>>>>
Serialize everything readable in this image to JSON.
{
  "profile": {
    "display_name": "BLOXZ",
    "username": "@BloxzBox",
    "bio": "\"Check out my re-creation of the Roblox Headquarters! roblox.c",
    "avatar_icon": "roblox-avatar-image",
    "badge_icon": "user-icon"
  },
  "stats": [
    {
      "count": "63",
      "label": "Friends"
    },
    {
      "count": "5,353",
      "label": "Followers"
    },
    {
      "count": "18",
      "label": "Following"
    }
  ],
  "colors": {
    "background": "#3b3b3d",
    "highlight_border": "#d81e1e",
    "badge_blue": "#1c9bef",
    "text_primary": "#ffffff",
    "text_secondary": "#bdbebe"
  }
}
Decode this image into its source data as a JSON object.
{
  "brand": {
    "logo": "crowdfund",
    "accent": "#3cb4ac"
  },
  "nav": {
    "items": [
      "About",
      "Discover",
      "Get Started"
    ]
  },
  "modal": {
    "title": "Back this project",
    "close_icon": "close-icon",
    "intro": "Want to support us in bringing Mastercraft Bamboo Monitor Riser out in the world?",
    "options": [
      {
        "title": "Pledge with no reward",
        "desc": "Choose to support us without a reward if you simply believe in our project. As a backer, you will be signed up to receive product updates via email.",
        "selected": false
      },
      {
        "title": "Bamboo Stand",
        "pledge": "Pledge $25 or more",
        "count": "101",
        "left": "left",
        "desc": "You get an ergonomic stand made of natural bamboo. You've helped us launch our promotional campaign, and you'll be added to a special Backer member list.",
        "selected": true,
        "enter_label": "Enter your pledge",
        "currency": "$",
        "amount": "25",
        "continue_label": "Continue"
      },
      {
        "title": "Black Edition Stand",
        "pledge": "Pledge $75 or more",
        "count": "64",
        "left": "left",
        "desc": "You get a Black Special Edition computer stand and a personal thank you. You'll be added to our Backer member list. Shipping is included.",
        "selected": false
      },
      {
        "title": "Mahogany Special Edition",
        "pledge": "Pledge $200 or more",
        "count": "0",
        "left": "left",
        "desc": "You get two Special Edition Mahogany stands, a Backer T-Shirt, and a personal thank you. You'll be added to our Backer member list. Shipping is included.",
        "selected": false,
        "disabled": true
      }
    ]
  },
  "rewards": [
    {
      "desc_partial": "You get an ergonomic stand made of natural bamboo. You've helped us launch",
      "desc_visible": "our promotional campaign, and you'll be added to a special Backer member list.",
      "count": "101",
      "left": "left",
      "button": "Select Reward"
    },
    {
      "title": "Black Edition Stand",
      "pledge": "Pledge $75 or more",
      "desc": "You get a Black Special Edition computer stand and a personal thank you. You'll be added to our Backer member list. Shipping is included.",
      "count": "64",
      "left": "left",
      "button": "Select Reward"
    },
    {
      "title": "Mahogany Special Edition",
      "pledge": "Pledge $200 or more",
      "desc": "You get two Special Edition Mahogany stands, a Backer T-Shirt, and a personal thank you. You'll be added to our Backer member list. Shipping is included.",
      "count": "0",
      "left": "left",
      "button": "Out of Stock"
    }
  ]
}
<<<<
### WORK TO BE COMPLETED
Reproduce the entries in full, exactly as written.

### EXERCISE OUTPUT
Serialize everything readable in this image to JSON.
{
  "profile": {
    "display_name": "BLOXZ",
    "username": "@BloxzBox",
    "bio": "\"Check out my re-creation of the Roblox Headquarters! roblox.c",
    "avatar_icon": "roblox-avatar-image",
    "badge_icon": "user-icon"
  },
  "stats": [
    {
      "count": "63",
      "label": "Friends"
    },
    {
      "count": "5,353",
      "label": "Followers"
    },
    {
      "count": "18",
      "label": "Following"
    }
  ],
  "colors": {
    "background": "#3b3b3d",
    "highlight_border": "#d81e1e",
    "badge_blue": "#1c9bef",
    "text_primary": "#ffffff",
    "text_secondary": "#bdbebe"
  }
}
Decode this image into its source data as a JSON object.
{
  "brand": {
    "logo": "crowdfund",
    "accent": "#3cb4ac"
  },
  "nav": {
    "items": [
      "About",
      "Discover",
      "Get Started"
    ]
  },
  "modal": {
    "title": "Back this project",
    "close_icon": "close-icon",
    "intro": "Want to support us in bringing Mastercraft Bamboo Monitor Riser out in the world?",
    "options": [
      {
        "title": "Pledge with no reward",
        "desc": "Choose to support us without a reward if you simply believe in our project. As a backer, you will be signed up to receive product updates via email.",
        "selected": false
      },
      {
        "title": "Bamboo Stand",
        "pledge": "Pledge $25 or more",
        "count": "101",
        "left": "left",
        "desc": "You get an ergonomic stand made of natural bamboo. You've helped us launch our promotional campaign, and you'll be added to a special Backer member list.",
        "selected": true,
        "enter_label": "Enter your pledge",
        "currency": "$",
        "amount": "25",
        "continue_label": "Continue"
      },
      {
        "title": "Black Edition Stand",
        "pledge": "Pledge $75 or more",
        "count": "64",
        "left": "left",
        "desc": "You get a Black Special Edition computer stand and a personal thank you. You'll be added to our Backer member list. Shipping is included.",
        "selected": false
      },
      {
        "title": "Mahogany Special Edition",
        "pledge": "Pledge $200 or more",
        "count": "0",
        "left": "left",
        "desc": "You get two Special Edition Mahogany stands, a Backer T-Shirt, and a personal thank you. You'll be added to our Backer member list. Shipping is included.",
        "selected": false,
        "disabled": true
      }
    ]
  },
  "rewards": [
    {
      "desc_partial": "You get an ergonomic stand made of natural bamboo. You've helped us launch",
      "desc_visible": "our promotional campaign, and you'll be added to a special Backer member list.",
      "count": "101",
      "left": "left",
      "button": "Select Reward"
    },
    {
      "title": "Black Edition Stand",
      "pledge": "Pledge $75 or more",
      "desc": "You get a Black Special Edition computer stand and a personal thank you. You'll be added to our Backer member list. Shipping is included.",
      "count": "64",
      "left": "left",
      "button": "Select Reward"
    },
    {
      "title": "Mahogany Special Edition",
      "pledge": "Pledge $200 or more",
      "desc": "You get two Special Edition Mahogany stands, a Backer T-Shirt, and a personal thank you. You'll be added to our Backer member list. Shipping is included.",
      "count": "0",
      "left": "left",
      "button": "Out of Stock"
    }
  ]
}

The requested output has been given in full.